The rush to the Web coincides with a postdownturn rebound for luxury-goods sales. Banking group HSBC estimates that the appetite for high-end products will grow 11% this year. But that's mainly thanks to increasing demand in Asia, not Web sales. Online sales, though growing, remain a relatively small piece of the pie for most brands. But Milton Pedraza, CEO of New York City's Luxury Institute, predicts that digital sales will account for 15% to 20% of revenue for most brands within a few years. And buyers are also showing a willingness to make big purchases online. Tiffany & Co., for instance, has sold diamond pieces worth $250,000 on its site.

Why did so many luxury-goods companies spend years eschewing the Web? "They thought it would cheapen the product because they couldn't replicate the in-store experience online," Pedraza explains. But for wealthy customers, clickable convenience combined with great service is an enticing mix. "Luxury brands now understand that their customers want what they want, when they want it," he says. Adds Massenet: "It's a false assumption that people with a lot of money have a lot of free time to shop."

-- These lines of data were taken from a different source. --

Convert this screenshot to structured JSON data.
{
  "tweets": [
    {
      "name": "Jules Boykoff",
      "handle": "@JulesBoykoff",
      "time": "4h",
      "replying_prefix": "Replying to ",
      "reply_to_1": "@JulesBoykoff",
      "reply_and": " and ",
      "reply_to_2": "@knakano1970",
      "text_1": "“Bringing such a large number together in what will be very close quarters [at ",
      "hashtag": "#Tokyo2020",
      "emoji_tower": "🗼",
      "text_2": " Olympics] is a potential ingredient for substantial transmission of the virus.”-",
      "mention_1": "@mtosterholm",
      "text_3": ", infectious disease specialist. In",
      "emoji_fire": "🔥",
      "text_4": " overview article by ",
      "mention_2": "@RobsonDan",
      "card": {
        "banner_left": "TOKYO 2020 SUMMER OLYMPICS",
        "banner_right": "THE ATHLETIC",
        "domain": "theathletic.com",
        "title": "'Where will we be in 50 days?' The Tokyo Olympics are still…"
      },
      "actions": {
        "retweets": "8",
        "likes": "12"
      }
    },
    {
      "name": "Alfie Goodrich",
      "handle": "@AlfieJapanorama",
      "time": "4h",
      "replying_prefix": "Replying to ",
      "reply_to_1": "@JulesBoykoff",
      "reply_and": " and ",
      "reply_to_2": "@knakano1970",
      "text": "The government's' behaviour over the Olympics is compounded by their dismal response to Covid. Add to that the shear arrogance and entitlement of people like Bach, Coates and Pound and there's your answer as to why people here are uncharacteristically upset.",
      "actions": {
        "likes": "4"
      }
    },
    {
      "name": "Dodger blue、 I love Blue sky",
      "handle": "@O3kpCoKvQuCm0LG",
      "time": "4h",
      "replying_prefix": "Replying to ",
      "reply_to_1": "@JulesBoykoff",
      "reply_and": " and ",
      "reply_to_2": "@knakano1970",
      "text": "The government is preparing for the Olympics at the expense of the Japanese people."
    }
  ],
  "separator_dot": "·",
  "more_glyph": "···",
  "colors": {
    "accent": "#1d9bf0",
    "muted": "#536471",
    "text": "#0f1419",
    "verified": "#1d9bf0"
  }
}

Luxury brands also associated e-commerce with discounting, which they loathe. But Net-a-Porter sells only full-priced merchandise, proving that needn't be the case (though it also operates the Outnet, a separate outlet site). Just because discounters and top brands share Internet space "doesn't mean they're homogeneous," Massenet says, pointing out that Neiman Marcus happily coexists with the likes of Target and JCPenney.

That an increasing number of luxury brands are heading online doesn't mean greater competition, she insists. While Net-a-Porter sells goods from about 350 designers, it offers only a limited selection from each. The more that top brands embrace e-commerce, she says, the more it builds demand. "It's a case of driving more customers online."

To be sure, some of swankdom's most famous names remain on the sidelines. You can't, for instance, buy Chanel clothes or accessories online, and the same goes for Rolex and Vacheron Constantin watches and Montblanc pens. But Massenet believes the digital divide among luxury brands will soon disappear. "It's inevitable," she says. "They will all be online because their customers are asking for it." And as someone who does most of her shopping on the Web, Massenet says she hopes Chanel will take the plunge soon.